Canadian kids need their own voice
Canadian kids need a voice, according to Liberal MP Marc Garneau.
Garneau's new private member's bill, tabled Thursday in the House of Commons, aims to give them one by creating a federal commissioner for children and young persons.
The role of the commissioner, he said, would be to act as "the conscience of Canada" on matters relating to the country's young.
"The whole idea of having a commissioner is to, in a sense, put a little bit more emphasis on watching over children because, ultimately, children are voiceless," said the MP for the Montreal riding of Westmount-VilleMarie. "They have no rights."
The mandate of the commissioner's office would range from advocacy to monitoring programs and evaluating both new and existing laws.
A variety of situations could fall under the commissioner's purview, Garneau said, from what happens to children in a divorce to the treatment of young offenders.
Most Canadian provinces and territories already have child and youth advocates, representatives or ombudsman services. The North West Territories, Nunavut and Prince Edward Island do not.
Several organizations and advocates have previously called for a federal children's commissioner, including UNICEF and British Columbia's representative for children and youth.
Canada ratified the UN Convention on the Rights of the Child in 1991, which Garneau called "an important step."

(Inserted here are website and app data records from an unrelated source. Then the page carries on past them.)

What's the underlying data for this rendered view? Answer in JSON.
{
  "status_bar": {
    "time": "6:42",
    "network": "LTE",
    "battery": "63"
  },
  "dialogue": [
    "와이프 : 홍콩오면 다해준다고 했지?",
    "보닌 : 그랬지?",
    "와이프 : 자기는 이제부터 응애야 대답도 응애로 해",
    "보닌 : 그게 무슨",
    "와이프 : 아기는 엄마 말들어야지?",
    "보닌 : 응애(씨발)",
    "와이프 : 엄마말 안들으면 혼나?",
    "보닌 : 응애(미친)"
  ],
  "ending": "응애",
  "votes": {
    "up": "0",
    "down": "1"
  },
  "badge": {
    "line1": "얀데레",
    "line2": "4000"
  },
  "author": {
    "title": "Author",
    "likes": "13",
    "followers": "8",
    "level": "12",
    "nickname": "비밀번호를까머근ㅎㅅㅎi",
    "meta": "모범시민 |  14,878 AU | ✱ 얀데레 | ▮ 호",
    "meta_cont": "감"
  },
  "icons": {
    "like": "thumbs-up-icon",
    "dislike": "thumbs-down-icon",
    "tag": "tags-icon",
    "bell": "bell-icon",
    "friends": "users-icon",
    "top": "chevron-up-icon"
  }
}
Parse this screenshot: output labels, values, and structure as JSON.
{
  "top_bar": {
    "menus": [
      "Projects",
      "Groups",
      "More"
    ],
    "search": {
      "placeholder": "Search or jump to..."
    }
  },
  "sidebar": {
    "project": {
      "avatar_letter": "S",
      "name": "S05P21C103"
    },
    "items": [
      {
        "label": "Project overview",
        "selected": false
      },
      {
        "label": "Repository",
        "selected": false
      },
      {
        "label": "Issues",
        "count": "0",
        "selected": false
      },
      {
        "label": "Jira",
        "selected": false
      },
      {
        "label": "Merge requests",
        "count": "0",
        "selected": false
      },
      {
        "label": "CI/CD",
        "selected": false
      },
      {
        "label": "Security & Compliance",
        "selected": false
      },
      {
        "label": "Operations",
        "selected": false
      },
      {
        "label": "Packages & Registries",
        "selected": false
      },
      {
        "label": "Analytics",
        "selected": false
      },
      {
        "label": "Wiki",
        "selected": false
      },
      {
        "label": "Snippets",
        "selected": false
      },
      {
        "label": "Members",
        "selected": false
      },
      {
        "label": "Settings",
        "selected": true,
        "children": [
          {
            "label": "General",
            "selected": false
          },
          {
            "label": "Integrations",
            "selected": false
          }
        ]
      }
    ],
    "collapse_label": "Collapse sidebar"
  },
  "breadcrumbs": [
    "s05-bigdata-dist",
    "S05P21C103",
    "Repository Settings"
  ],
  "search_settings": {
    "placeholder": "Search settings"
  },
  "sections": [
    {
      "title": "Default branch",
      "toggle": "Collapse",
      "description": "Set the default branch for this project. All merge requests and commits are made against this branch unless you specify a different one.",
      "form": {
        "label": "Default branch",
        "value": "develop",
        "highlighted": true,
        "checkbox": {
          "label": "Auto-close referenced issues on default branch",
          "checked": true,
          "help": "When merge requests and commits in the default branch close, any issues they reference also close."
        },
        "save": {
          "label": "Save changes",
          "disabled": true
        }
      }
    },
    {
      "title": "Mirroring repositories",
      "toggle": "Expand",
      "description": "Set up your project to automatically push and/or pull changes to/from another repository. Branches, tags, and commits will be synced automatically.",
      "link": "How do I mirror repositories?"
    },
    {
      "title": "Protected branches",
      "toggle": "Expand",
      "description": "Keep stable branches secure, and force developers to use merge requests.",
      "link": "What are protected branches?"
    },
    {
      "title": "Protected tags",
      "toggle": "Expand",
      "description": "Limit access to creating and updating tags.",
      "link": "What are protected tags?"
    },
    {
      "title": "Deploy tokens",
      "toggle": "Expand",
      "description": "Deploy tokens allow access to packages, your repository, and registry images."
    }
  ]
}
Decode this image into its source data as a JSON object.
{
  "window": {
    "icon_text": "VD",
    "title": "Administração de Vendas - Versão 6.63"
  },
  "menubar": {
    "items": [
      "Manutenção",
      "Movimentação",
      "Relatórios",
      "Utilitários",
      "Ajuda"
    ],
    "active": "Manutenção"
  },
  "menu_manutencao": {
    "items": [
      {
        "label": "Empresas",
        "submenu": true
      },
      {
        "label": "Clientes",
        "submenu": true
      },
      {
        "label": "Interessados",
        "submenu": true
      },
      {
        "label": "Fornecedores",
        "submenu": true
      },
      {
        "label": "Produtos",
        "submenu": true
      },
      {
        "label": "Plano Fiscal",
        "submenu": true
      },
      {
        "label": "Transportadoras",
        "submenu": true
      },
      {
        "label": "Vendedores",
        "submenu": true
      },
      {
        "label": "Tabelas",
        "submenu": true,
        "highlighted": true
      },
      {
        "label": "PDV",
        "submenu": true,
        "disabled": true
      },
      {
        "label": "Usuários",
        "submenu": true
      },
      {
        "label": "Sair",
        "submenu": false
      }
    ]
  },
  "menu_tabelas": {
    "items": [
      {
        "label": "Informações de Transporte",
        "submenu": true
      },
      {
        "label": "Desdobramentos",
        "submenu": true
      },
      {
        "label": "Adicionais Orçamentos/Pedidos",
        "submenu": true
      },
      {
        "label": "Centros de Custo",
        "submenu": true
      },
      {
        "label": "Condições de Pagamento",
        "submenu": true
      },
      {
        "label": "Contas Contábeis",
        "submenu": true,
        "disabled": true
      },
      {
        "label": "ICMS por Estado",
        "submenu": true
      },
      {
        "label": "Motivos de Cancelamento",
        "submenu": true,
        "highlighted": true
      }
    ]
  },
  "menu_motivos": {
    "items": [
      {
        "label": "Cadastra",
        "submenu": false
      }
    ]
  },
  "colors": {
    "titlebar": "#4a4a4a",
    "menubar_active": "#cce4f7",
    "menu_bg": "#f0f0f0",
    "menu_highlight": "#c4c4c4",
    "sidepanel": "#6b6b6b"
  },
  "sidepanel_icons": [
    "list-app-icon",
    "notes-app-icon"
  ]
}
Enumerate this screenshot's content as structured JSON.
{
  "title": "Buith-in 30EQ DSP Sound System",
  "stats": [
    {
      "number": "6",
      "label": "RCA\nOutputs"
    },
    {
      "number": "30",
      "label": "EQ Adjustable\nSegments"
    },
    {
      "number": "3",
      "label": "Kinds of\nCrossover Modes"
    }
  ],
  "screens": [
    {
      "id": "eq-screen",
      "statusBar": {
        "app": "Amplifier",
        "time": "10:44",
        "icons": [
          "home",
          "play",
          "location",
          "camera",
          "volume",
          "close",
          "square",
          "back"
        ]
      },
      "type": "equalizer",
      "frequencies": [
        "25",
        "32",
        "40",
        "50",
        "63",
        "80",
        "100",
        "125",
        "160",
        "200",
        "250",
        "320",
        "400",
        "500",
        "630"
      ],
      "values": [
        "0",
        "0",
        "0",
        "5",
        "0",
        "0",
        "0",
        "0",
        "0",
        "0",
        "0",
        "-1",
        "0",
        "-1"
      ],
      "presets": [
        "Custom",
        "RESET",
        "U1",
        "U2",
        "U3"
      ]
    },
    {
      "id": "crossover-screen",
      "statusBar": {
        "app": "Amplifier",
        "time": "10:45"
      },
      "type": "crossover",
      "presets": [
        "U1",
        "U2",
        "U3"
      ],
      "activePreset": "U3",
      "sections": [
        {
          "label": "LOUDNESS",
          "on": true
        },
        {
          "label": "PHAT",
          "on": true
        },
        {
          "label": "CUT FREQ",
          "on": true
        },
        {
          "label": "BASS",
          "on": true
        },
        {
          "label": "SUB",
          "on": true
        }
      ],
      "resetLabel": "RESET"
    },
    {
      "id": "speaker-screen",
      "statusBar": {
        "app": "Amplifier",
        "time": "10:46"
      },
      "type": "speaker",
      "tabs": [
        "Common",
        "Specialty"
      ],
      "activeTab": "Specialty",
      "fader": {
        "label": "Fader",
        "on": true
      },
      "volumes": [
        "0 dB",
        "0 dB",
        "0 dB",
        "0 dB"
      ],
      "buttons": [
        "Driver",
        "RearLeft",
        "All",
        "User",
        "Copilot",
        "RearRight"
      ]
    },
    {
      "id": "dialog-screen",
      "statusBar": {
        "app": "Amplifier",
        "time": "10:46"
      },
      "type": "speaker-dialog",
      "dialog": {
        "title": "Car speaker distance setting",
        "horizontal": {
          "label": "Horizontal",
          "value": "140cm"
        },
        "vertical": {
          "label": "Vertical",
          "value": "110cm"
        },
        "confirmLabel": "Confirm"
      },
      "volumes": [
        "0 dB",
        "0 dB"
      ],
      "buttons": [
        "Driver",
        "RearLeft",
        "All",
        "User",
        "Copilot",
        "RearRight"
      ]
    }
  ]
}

Bill C-420, the Commissioner for Children and Young Persons in Canada Act, would give extra oversight, he said.
But oversight comes at a cost.
By way of comparison, operations for the Office of the Commissioner of Lobbying of Canada were estimated at more than $5.2 million in 2011.
The bill states that the commissioner will be paid the same amount as a federal court judge. As of April 12, a federal court judge's salary is $288,100.
"In the grand scheme of things, costs would be trivial," Garneau said.
More important, said Garneau, is what children and young people mean to a country.
5 May 2012